And somebody else wrote a paragraph about how they've been going there for six years, but didn't get emails or texts reminding them of their appointment, but their son did.

So ... I got both emails and texts?  Both a week before and the day before.  

However, I noticed when you make an appointment online, you have to check the email and text appointment reminders to receive them - which is likely what happened, or there's a glitch - and I'm thinking had you called the salon to ask before you wrote that missive, they could've told you that, and it wasn't a new business decision or personal towards you. 

Then someone else said "they cut it and blew it out, but didn't style it." 

Now, I'm lucky if I go get a professional haircut once a year even before the pandemic - and I'm just grateful to be able to afford these type of services at all now, especially with COVID.

However, I'm pretty sure even rare-visit people girls like me understand that's the difference between purchasing a basic cut and blowout service versus a full-service consultation.  

It's the typical trend in hairstyling and I'm pretty has been the trend for at least last decade, hello? 

I'm sure they would've helped you style it anyway, during a cut/blow-out only, for free, had you asked.

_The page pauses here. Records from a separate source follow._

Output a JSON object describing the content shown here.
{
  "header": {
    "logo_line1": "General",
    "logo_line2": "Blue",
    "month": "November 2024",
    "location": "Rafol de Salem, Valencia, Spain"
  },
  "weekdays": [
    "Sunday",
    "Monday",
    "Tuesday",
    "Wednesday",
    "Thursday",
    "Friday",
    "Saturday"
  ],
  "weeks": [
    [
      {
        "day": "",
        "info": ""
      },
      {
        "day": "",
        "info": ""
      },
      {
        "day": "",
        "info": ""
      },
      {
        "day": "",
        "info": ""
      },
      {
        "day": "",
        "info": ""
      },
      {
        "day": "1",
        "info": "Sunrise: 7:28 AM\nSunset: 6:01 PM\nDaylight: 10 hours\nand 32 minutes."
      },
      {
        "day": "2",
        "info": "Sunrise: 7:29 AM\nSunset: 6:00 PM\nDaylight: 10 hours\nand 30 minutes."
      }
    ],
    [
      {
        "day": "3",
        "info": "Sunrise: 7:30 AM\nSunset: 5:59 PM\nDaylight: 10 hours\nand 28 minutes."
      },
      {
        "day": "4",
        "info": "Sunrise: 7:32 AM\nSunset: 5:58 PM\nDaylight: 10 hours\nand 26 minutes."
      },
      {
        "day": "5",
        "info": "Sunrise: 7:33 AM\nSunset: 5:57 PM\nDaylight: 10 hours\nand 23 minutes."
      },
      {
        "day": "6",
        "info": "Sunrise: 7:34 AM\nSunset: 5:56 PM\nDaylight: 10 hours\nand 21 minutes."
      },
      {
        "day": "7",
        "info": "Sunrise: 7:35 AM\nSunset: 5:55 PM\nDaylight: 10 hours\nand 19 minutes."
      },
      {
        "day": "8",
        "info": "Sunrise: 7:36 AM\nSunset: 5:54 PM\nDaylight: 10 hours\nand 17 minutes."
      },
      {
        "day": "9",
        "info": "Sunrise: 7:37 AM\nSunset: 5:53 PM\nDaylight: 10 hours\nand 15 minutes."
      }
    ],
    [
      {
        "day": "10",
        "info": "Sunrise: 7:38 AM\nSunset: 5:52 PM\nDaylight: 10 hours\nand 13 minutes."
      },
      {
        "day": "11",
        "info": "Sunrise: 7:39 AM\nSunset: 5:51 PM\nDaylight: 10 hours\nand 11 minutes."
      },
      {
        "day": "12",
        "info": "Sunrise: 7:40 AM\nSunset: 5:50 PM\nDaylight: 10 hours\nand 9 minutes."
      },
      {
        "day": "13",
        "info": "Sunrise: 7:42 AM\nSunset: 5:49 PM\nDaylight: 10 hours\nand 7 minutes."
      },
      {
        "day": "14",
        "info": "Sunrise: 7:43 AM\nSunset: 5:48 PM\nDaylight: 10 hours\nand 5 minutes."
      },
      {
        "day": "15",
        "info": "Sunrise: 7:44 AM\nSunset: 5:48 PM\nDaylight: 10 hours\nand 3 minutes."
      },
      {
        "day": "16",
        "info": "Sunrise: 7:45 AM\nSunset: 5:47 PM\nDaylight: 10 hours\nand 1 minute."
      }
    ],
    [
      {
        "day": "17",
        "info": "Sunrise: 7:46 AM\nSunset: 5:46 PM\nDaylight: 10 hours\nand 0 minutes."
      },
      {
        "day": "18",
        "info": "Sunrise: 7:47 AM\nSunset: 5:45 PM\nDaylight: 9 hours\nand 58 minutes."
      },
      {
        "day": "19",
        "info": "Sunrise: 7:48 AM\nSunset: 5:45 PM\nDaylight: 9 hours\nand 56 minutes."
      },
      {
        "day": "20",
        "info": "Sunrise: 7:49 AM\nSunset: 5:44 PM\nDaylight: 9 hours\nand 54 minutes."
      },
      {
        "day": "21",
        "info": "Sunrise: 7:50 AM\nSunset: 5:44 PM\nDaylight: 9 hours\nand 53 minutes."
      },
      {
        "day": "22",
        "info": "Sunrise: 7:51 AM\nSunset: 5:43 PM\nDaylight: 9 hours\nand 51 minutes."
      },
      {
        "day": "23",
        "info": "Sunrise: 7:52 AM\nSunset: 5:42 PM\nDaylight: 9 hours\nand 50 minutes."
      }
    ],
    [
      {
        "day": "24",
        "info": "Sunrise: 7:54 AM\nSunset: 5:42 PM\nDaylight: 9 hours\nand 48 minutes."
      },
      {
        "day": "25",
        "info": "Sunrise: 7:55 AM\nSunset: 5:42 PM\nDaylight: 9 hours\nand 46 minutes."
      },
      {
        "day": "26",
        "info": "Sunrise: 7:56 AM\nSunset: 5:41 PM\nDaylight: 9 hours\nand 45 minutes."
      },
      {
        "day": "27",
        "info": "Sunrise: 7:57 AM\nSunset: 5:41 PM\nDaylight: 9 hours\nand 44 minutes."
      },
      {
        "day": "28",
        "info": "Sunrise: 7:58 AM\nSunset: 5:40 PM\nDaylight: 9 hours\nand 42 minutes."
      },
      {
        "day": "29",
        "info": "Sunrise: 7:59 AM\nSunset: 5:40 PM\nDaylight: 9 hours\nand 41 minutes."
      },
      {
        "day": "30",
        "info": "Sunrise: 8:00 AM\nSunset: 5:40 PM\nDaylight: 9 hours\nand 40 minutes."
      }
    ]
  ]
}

Again, I didn't reply to anyone, but I found myself thinking ..

"Okay, but what about your actual hair - or about the stylist - and why didn't you ask the salon, before you passively-aggressive left Karen-type petty feedback?" LOL

See, this is why I'm convinced that social media is the downfall of civilization lol - and why I don't use it, other than this blog, for writing practice or things I want to draw attention to about our culture. 

 I rarely even leave actual reviews unless they're positive.  That's not to say I've never said anything negative here on my blog, about a place, but not as an official website review - and even before mentioning something negative my blog, I usually try to contact the place privately first to resolve it -  and it has to be heinously horrible or bizarre first lol.

Because I think that social media trains our brains  -
myself included - and our culture to be negative and interpret things negatively, assume the worst, and be passive aggressive, which results in leaving drive-by-shooting rantings about the pettiest stuff ...

... instead of, God forbid, at least trying to actually engage, discuss, and resolve things FACE TO FACE - or at least a call for the benefit of voice tone - with another human being.

These types things are often simple misunderstandings or miscommunications that could be easily explained, if we did :)


As for the second afterthought ...

In addition to the encouragement to having "no shame" from descending from Harlan, remember there actually may be an upside to saying your immediate family is from Harlan - it can kind of have the same effect as saying you're from inner-city Detroit, like my husband.

Although unlike Detroit, I'm not sure how much pride you'd actually want to take in Harlan - that may be taking things too far? LOL

HOWEVER, it can come in handy, if someone's messing with you too much.

Because then, you can always say:   "Yeah, so ... my father and family are from Harlan County, Kentucky ... making me one-half crazy-ass, hillbilly, redneck, which you probably don't want to tap into.  You sure you wanna F with me?" LOL


No comments:

Post a Comment

Note: Only a member of this blog may post a comment.